Adds USMLE study support and defines faculty ranks
Students who have finished their pre-clinical modules and are preparing for the In-House Exam (IHE) and USMLE will now have a small committee of faculty to advise them on the best study strategies, thanks to a new policy approved by the Academic Board in September.
“Based on existing policy, students do not have access to their Academic Advisers upon completion of the pre-clinical modules,” says Scott Cunningham, MD, PhD, Director of Curriculum, and sponsor of the resolution. “The USMLE Study Hall Committee gives students the additional support they need to prepare for these critical exams.”
This is the latest step in OUM’s efforts to ensure student success on the USMLE, a critical exam for anyone planning to practice in the United States.
“Our data confirm that the IHE is a reliable predictor not only of passing USMLE Step 1, but of the approximate score,” says Dr. Cunningham. “The results of the IHE and Step 1 correlate perfectly: All students passing the IHE have passed USMLE Step 1 on the first attempt.”
Students must score an 80 percent or higher on the In-House Exam to be approved to take USMLE Step 1. Chaired by North American Dean, Dr. Sarmad Ghazi, the USMLE Study Hall Committee will meet with each Study Hall student on a monthly basis and will include:
Overview of the student’s specific activities during the month (method of preparation and amount of study time);
Student’s report of progress toward USMLE preparation with objective data, if available;
Student’s opinion of what, if anything, OUM can do to provide additional support;
Review of the study strategy, with recommended changes if indicated;

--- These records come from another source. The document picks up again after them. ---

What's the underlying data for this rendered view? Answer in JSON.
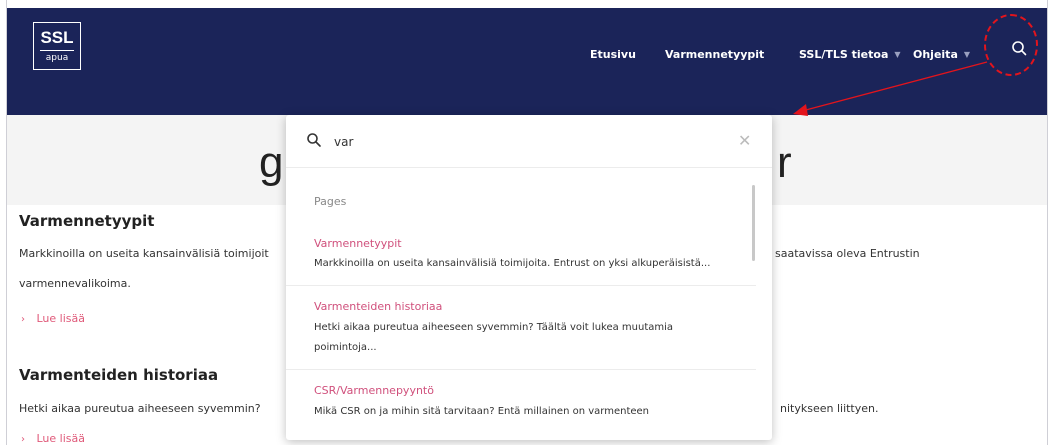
{
  "header": {
    "logo_top": "SSL",
    "logo_bottom": "apua",
    "nav": [
      {
        "label": "Etusivu"
      },
      {
        "label": "Varmennetyypit"
      },
      {
        "label": "SSL/TLS tietoa"
      },
      {
        "label": "Ohjeita"
      }
    ]
  },
  "hero": {
    "left_fragment": "g",
    "right_fragment": "r"
  },
  "sections": [
    {
      "title": "Varmennetyypit",
      "text_line1_left": "Markkinoilla on useita kansainvälisiä toimijoit",
      "text_line1_right": "saatavissa oleva Entrustin",
      "text_line2": "varmennevalikoima.",
      "read_more": "Lue lisää"
    },
    {
      "title": "Varmenteiden historiaa",
      "text_line1_left": "Hetki aikaa pureutua aiheeseen syvemmin?",
      "text_line1_right": "nitykseen liittyen.",
      "read_more": "Lue lisää"
    }
  ],
  "search": {
    "query": "var",
    "group_label": "Pages",
    "results": [
      {
        "title": "Varmennetyypit",
        "desc": "Markkinoilla on useita kansainvälisiä toimijoita. Entrust on yksi alkuperäisistä..."
      },
      {
        "title": "Varmenteiden historiaa",
        "desc_line1": "Hetki aikaa pureutua aiheeseen syvemmin? Täältä voit lukea muutamia",
        "desc_line2": "poimintoja..."
      },
      {
        "title": "CSR/Varmennepyyntö",
        "desc": "Mikä CSR on ja mihin sitä tarvitaan? Entä millainen on varmenteen"
      }
    ]
  },
  "colors": {
    "header_bg": "#1b2459",
    "accent_pink": "#d0507c",
    "annotation_red": "#e3141c"
  }
}
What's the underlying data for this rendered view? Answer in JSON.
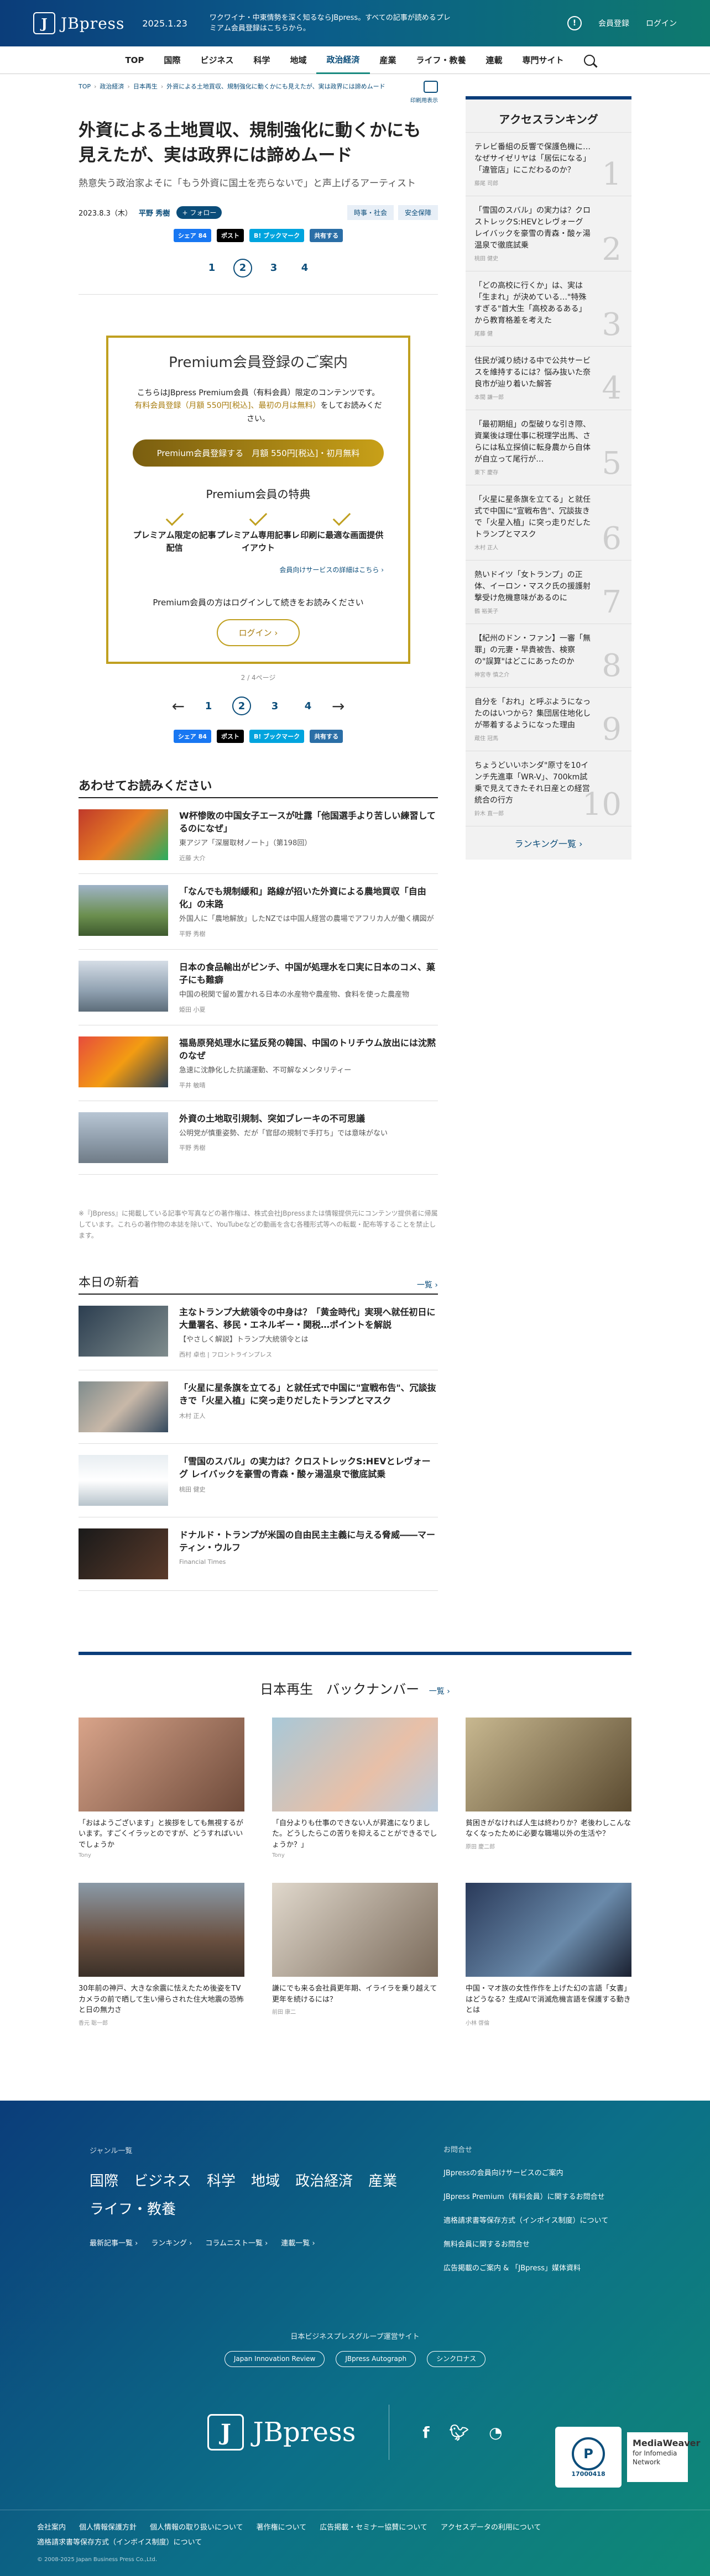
{
  "header": {
    "brand": "JBpress",
    "date": "2025.1.23",
    "promo": "ワクワイナ・中東情勢を深く知るならJBpress。すべての記事が読めるプレミアム会員登録はこちらから。",
    "register": "会員登録",
    "login": "ログイン"
  },
  "nav": {
    "items": [
      "TOP",
      "国際",
      "ビジネス",
      "科学",
      "地域",
      "政治経済",
      "産業",
      "ライフ・教養",
      "連載",
      "専門サイト"
    ],
    "active_index": 5
  },
  "breadcrumb": [
    "TOP",
    "政治経済",
    "日本再生",
    "外資による土地買収、規制強化に動くかにも見えたが、実は政界には諦めムード"
  ],
  "print_label": "印刷用表示",
  "article": {
    "title": "外資による土地買収、規制強化に動くかにも見えたが、実は政界には諦めムード",
    "subtitle": "熱意失う政治家よそに「もう外資に国土を売らないで」と声上げるアーティスト",
    "date": "2023.8.3（木）",
    "author": "平野 秀樹",
    "follow": "フォロー",
    "tags": [
      "時事・社会",
      "安全保障"
    ]
  },
  "share": {
    "fb": "シェア 84",
    "x": "ポスト",
    "hb": "B! ブックマーク",
    "pocket": "共有する"
  },
  "pager": [
    "1",
    "2",
    "3",
    "4"
  ],
  "pager_current": "2",
  "premium": {
    "title": "Premium会員登録のご案内",
    "text1": "こちらはJBpress Premium会員（有料会員）限定のコンテンツです。",
    "text_gold": "有料会員登録（月額 550円[税込]、最初の月は無料）",
    "text2": "をしてお読みください。",
    "button": "Premium会員登録する　月額 550円[税込]・初月無料",
    "benefits_title": "Premium会員の特典",
    "benefits": [
      "プレミアム限定の記事配信",
      "プレミアム専用記事レイアウト",
      "印刷に最適な画面提供"
    ],
    "details_link": "会員向けサービスの詳細はこちら",
    "login_note": "Premium会員の方はログインして続きをお読みください",
    "login_button": "ログイン"
  },
  "page_indicator": "2 / 4ページ",
  "related": {
    "title": "あわせてお読みください",
    "items": [
      {
        "title": "W杯惨敗の中国女子エースが吐露「他国選手より苦しい練習してるのになぜ」",
        "desc": "東アジア「深層取材ノート」（第198回）",
        "author": "近藤 大介"
      },
      {
        "title": "「なんでも規制緩和」路線が招いた外資による農地買収「自由化」の末路",
        "desc": "外国人に「農地解放」したNZでは中国人経営の農場でアフリカ人が働く構図が",
        "author": "平野 秀樹"
      },
      {
        "title": "日本の食品輸出がピンチ、中国が処理水を口実に日本のコメ、菓子にも難癖",
        "desc": "中国の税関で留め置かれる日本の水産物や農産物、食料を使った農産物",
        "author": "姫田 小夏"
      },
      {
        "title": "福島原発処理水に猛反発の韓国、中国のトリチウム放出には沈黙のなぜ",
        "desc": "急速に沈静化した抗議運動、不可解なメンタリティー",
        "author": "平井 敏晴"
      },
      {
        "title": "外資の土地取引規制、突如ブレーキの不可思議",
        "desc": "公明党が慎重姿勢、だが「官邸の規制で手打ち」では意味がない",
        "author": "平野 秀樹"
      }
    ]
  },
  "note": "※『JBpress』に掲載している記事や写真などの著作権は、株式会社JBpressまたは情報提供元にコンテンツ提供者に帰属しています。これらの著作物の本誌を除いて、YouTubeなどの動画を含む各種形式等への転載・配布等することを禁止します。",
  "today": {
    "title": "本日の新着",
    "more": "一覧",
    "items": [
      {
        "title": "主なトランプ大統領令の中身は？「黄金時代」実現へ就任初日に大量署名、移民・エネルギー・関税…ポイントを解説",
        "desc": "【やさしく解説】トランプ大統領令とは",
        "author": "西村 卓也 | フロントラインプレス"
      },
      {
        "title": "「火星に星条旗を立てる」と就任式で中国に\"宣戦布告\"、冗談抜きで「火星入植」に突っ走りだしたトランプとマスク",
        "desc": "",
        "author": "木村 正人"
      },
      {
        "title": "「雪国のスバル」の実力は？クロストレックS:HEVとレヴォーグ レイバックを豪雪の青森・酸ヶ湯温泉で徹底試乗",
        "desc": "",
        "author": "桃田 健史"
      },
      {
        "title": "ドナルド・トランプが米国の自由民主主義に与える脅威――マーティン・ウルフ",
        "desc": "",
        "author": "Financial Times"
      }
    ]
  },
  "ranking": {
    "title": "アクセスランキング",
    "items": [
      {
        "text": "テレビ番組の反響で保護色機に…なぜサイゼリヤは「居伝になる」「違管店」にこだわるのか？",
        "author": "藤尾 司郎"
      },
      {
        "text": "「雪国のスバル」の実力は？クロストレックS:HEVとレヴォーグ レイバックを豪雪の青森・酸ヶ湯温泉で徹底試乗",
        "author": "桃田 健史"
      },
      {
        "text": "「どの高校に行くか」は、実は「生まれ」が決めている…\"特殊すぎる\"首大生「高校あるある」から教育格差を考えた",
        "author": "尾藤 健"
      },
      {
        "text": "住民が減り続ける中で公共サービスを維持するには？悩み抜いた奈良市が辿り着いた解答",
        "author": "本間 謙一郎"
      },
      {
        "text": "「最初期組」の型破りな引き際、資業後は理仕事に税理学出馬、さらには私立探偵に転身農から自体が自立って尾行が…",
        "author": "東下 慶存"
      },
      {
        "text": "「火星に星条旗を立てる」と就任式で中国に\"宣戦布告\"、冗談抜きで「火星入植」に突っ走りだしたトランプとマスク",
        "author": "木村 正人"
      },
      {
        "text": "熱いドイツ「女トランプ」の正体、イーロン・マスク氏の援護射撃受け危機意味があるのに",
        "author": "鶴 裕美子"
      },
      {
        "text": "【紀州のドン・ファン】一審「無罪」の元妻・早貴被告、検察の\"誤算\"はどこにあったのか",
        "author": "神宮寺 慎之介"
      },
      {
        "text": "自分を「おれ」と呼ぶようになったのはいつから？集団居住地化しが帯着するようになった理由",
        "author": "蔵住 冠馬"
      },
      {
        "text": "ちょうどいいホンダ\"原寸を10インチ先進車「WR-V」、700km試乗で見えてきたそれ日産との経営統合の行方",
        "author": "鈴木 直一郎"
      }
    ],
    "more": "ランキング一覧"
  },
  "backnumber": {
    "title": "日本再生　バックナンバー",
    "more": "一覧",
    "items": [
      {
        "text": "「おはようございます」と挨拶をしても無視するがいます。すごくイラッとのですが、どうすればいいでしょうか",
        "author": "Tony"
      },
      {
        "text": "「自分よりも仕事のできない人が昇進になりました。どうしたらこの苦りを抑えることができるでしょうか？」",
        "author": "Tony"
      },
      {
        "text": "貧困きがなければ人生は終わりか？老後わしこんななくなったために必要な職場以外の生活や？",
        "author": "原田 慶二郎"
      },
      {
        "text": "30年前の神戸、大きな余震に怯えたため後姿をTVカメラの前で晒して生い帰らされた住大地震の恐怖と日の無力さ",
        "author": "香元 聡一郎"
      },
      {
        "text": "謙にでも来る会社員更年期、イライラを乗り越えて更年を続けるには？",
        "author": "前田 康二"
      },
      {
        "text": "中国・マオ族の女性作作を上げた幻の言語「女書」はどうなる？生成AIで消滅危機言語を保護する動きとは",
        "author": "小林 啓倫"
      }
    ]
  },
  "footer": {
    "genre_label": "ジャンル一覧",
    "genres": [
      "国際",
      "ビジネス",
      "科学",
      "地域",
      "政治経済",
      "産業",
      "ライフ・教養"
    ],
    "links": [
      "最新記事一覧",
      "ランキング",
      "コラムニスト一覧",
      "連載一覧"
    ],
    "right": [
      "JBpressの会員向けサービスのご案内",
      "JBpress Premium（有料会員）に関するお問合せ",
      "適格請求書等保存方式（インボイス制度）について",
      "無料会員に関するお問合せ",
      "広告掲載のご案内 & 「JBpress」媒体資料"
    ],
    "right_head": "お問合せ",
    "group_label": "日本ビジネスプレスグループ運営サイト",
    "group_sites": [
      "Japan Innovation Review",
      "JBpress Autograph",
      "シンクロナス"
    ],
    "bottom_links": [
      "会社案内",
      "個人情報保護方針",
      "個人情報の取り扱いについて",
      "著作権について",
      "広告掲載・セミナー協賛について",
      "アクセスデータの利用について",
      "適格請求書等保存方式（インボイス制度）について"
    ],
    "copyright": "© 2008-2025 Japan Business Press Co.,Ltd.",
    "privacy_num": "17000418",
    "mw_title": "MediaWeaver",
    "mw_text": "for Infomedia Network"
  },
  "colors": {
    "brand": "#0b3d7a",
    "accent": "#0e7a6e",
    "gold": "#c0a020"
  }
}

Specific recommendations from the Study Hall Committee.
The Study Hall Committee will advise and guide the Student Affairs Committee’s decisions on all matters related to USMLE. Students who do not participate in meetings with the Study Hall Committee may face adverse decisions from the Student Affairs Committee regarding USMLE preparation extensions or even face transfer to the non-USMLE track.
“In the coming months, the Committee will begin meeting with students who are preparing for USMLE,” says Dr. Ghazi. “This is an incredibly important and difficult exam, and we look forward to helping the students get through the process.”
OUM has developed a number of resources to help students prepare for the In-House Exam and USMLE Step 1: Structured Study Protocol (Concurrent, Accelerated, and Study Hall versions) and the hyper-accelerated Basic Science Immersion.
Faculty rankings revised
In an effort to bring OUM faculty rankings in line with those used in the British Commonwealth, the Academic Board passed a resolution that increases the requirements for Associate Professor and full Professor and replaces the ranking of Assistant Professor with three levels of Lecturer.
Previously, OUM faculty rankings were based on the American system. Some features of the new rankings include:
All current OUM faculty will retain their present rank, unless they qualify for a higher rank.
New faculty joining OUM will retain the highest rank they achieved at their previous university.
The rank of Assistant Professor is eliminated for new faculty, unless they held that rank at a previous employer.
Variations in the rank of Lecturer have been added.
Application for a change in rank will be made to the Faculty Promotions Committee.
After approval by the Faculty Promotions Committee, recommendations for the rank of Associate Professor and Professor will be ratified by the OUM Council.
Clinical faculty supervising medical students in their clinical clerkships will have Adjunct added to their title.
Faculty should know that the ranks are for academic classification only and do not have any effect on their contractual relationship with OUM.
Details of the six new rankings are included below.